Textuality » 3ALS Communication
Hold Fast To Dreams - by Langston Hughes
The object of the present text is to provide a personal interpretation of Langston Hughes' poem. It is not meant to give a definitive answer but I am going to try to make some possible conjectures about the poem's message supported by textual reference.
Considering the title, it arouses curiosity into the reader, who is curious to find out the real message of the poem and who asks himself some questions like “why did the poet use the verb to hold instead of the verb to keep?”. In my opinion, after reading the title, I expect the poem to be about what happens if I do not hold fast to my dreams or what life without dreams is like. I am going to read the poem to find out if my expectations were correct or not.

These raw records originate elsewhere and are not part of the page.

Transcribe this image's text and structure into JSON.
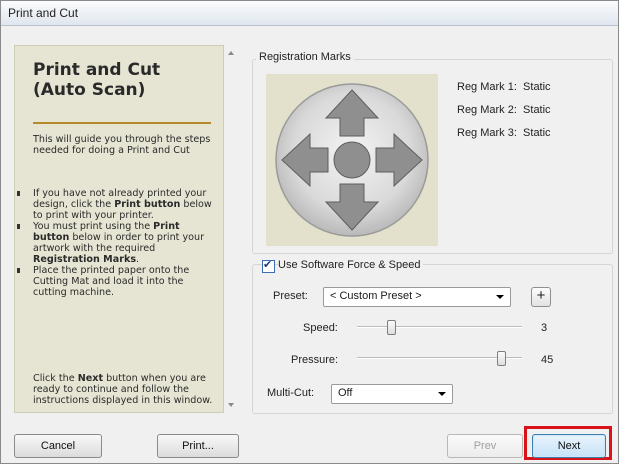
{
  "window": {
    "title": "Print and Cut"
  },
  "help": {
    "heading_line1": "Print and Cut",
    "heading_line2": "(Auto Scan)",
    "intro": "This will guide you through the steps needed for doing a Print and Cut",
    "bullets": [
      {
        "before": "If you have not already printed your design, click the ",
        "bold": "Print button",
        "after": " below to print with your printer."
      },
      {
        "before": "You must print using the ",
        "bold": "Print button",
        "after": " below in order to print your artwork with the required ",
        "bold2": "Registration Marks",
        "after2": "."
      },
      {
        "before": "Place the printed paper onto the Cutting Mat and load it into the cutting machine.",
        "bold": "",
        "after": ""
      }
    ],
    "outro_before": "Click the ",
    "outro_bold": "Next",
    "outro_after": " button when you are ready to continue and follow the instructions displayed in this window."
  },
  "registration": {
    "group_title": "Registration Marks",
    "marks": [
      {
        "label": "Reg Mark 1:",
        "status": "Static"
      },
      {
        "label": "Reg Mark 2:",
        "status": "Static"
      },
      {
        "label": "Reg Mark 3:",
        "status": "Static"
      }
    ]
  },
  "settings": {
    "use_software_label": "Use Software Force  & Speed",
    "use_software_checked": true,
    "preset_label": "Preset:",
    "preset_value": "< Custom Preset >",
    "add_preset_symbol": "+",
    "speed_label": "Speed:",
    "speed_value": "3",
    "speed_fraction": 0.19,
    "pressure_label": "Pressure:",
    "pressure_value": "45",
    "pressure_fraction": 0.9,
    "multicut_label": "Multi-Cut:",
    "multicut_value": "Off"
  },
  "buttons": {
    "cancel": "Cancel",
    "print": "Print...",
    "prev": "Prev",
    "next": "Next"
  },
  "colors": {
    "highlight": "#d8141a",
    "help_background": "#e6e5d3",
    "help_rule": "#b58a2a",
    "arrow_fill": "#8f8f8f"
  }
}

Taking into consideration the lay-out, the way words look on the page makes the structure of the poem immediately visible: it consists of two stanzas with four lines each and therefore it is organised into two quatrains. This creates a set rhythmic pattern, particularly in conjunction with the rhyme scheme. For what concerns the latter, it is ABCB ADCD. It contributes to the rhythm and to the fluency of the poem. Going on with the phonological level, the long vowels underline a melancholic tone.
In addition, after reading the first line, I it coincides with the title and therefore I understand the poem could be part of a collection. I also understand the poet will start with an advice (hold fast to dreams) that makes me realised the dreams the poet refer to are the ones of my future or the goals I want to achieve and not the ones I often do when I sleep.
Looking now to the rhetorical level, the poet used two metaphors, one for each stanzas, to explain the importance of dreams in life. In the first stanza, if one allows one's dreams to die, the poet states that life will become "a broken-winged bird that cannot fly." It means if someone stops dreaming, his or her life will lack hope and not be happy, because a bird often symbolizes freedom, hope and happiness. The other metaphor in the second stanza is used to compare a life without dreams to a "barren field frozen with snow." In this case, it means if someone lets her or his dreams go, he or she will be unproductive in life because crops often symbolize productivity. Moreover, the poet recourses to a personification, indeed he considered dreams as living things, suggesting they can die and go.
All things considered, in my opinion I think the poet with this poem would encourage people to believe in their dreams and not let them go in order to live a pleasant life.